U.S. Supreme Court
Hobson v. McArthur, 41 U.S. 16 Pet. 182 182 (1842)
Hobson v. McArthur
41 U.S. (16 Pet.) 182
It was agreed between McA. & H. that McA. should withdraw the entries of ten thousand acres, part of eleven thousand six hundred and sixty-six acres, which had been located for the use of H., and should relocate the same elsewhere, and that the ten thousand acres, the entries of which had been withdrawn, and the ten thousand acres relocated elsewhere by McA., should be valued by two disinterested persons, and to be chosen by each party, and if the two could not agree on the value of the land or any part thereof, they should choose a third person, who should agree on the value of the land, and that H. should have so much of the land relocated as should amount to the value of the land for which the locations had been renewed, and also to the value of two thousand dollars in addition to the value of the ten thousand acres. The two persons appointed could not agree as to the value of part of the land, and they nominated a third person. Of the three persons thus appointed, two only agreed as to the value of part of the land. By the Court: it is an unreasonable construction of this agreement that it was so framed as that it not only might fail to accomplish the very object intended, but that in all probability it must fail and become entirely negatory, as the third man was not to be called in until the two had disagreed. It is a more reasonable construction to consider the third man as an umpire to decide between the two that should disagree. This would ensure the accomplishment of the object the parties had in view. The valuation by the two appraisers was within the submission.

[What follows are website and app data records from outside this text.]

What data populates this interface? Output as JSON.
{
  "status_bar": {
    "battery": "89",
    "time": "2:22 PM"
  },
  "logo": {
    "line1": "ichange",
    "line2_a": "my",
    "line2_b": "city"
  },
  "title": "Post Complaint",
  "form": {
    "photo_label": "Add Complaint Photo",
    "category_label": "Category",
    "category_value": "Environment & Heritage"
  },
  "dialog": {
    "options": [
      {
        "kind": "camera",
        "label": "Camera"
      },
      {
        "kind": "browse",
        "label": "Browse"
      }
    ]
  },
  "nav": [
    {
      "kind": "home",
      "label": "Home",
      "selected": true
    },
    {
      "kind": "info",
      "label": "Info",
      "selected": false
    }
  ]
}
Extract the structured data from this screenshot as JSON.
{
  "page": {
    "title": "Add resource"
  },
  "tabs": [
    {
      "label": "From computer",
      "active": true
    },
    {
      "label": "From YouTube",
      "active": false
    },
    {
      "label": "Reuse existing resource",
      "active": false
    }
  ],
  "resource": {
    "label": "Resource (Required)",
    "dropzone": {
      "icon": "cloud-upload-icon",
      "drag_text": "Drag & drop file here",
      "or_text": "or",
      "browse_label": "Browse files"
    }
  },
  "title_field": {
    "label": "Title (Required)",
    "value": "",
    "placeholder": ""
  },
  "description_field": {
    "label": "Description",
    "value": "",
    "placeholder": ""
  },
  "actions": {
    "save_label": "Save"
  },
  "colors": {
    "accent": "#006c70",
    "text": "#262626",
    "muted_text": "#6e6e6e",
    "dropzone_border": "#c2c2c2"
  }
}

Where there is an original delegation of power to three persons, for a mere private purpose, all must agree, or the authority has not been pursued.
The court, under the prayer in a bill in chancery for general relief, will grant such relief only as the case stated in the bill and sustained by the proof will justify.
In the Circuit Court of Ohio, a bill was filed by Duncan McArthur, asking for a specific performance of a contract, dated 10 November 1810. The complainant and the defendant, with John Hobson, entered into certain articles of agreement, relative to the withdrawal of the entries of land, in the State of Ohio, and the reentry thereof on other lands, out of which, by the contract between the parties, compensation was to be made in the lands included in the relocation of the lands, of which the entries had been withdrawn. The value of the lands, the entries of which were, by the agreement, to be withdrawn, and of the chanroblesvirtualawlibrary
land on which the entries were to be relocated, were to be determined by persons mutually chosen and agreed upon, who, if they could not agree, were to nominate a third person.
Out of this agreement and proceedings under it, the questions in this case arose and were argued by Stanbery for the appellant, and by Mason for the appellees, the heirs of Duncan McArthur, who became parties to the proceedings on the decease of Duncan McArthur. In the circuit court, a decree was given in favor of the complainant, Duncan McArthur, and the defendant, Matthew Hobson, prosecuted this appeal. The case is fully stated in the opinion of the Court.
The question decided by the Court was as to the construction of the agreement of the parties to submit the value of the land to the determination of persons mutually chosen and agreed upon, and if they could not agree, that they should appoint a third person. chanroblesvirtualawlibrary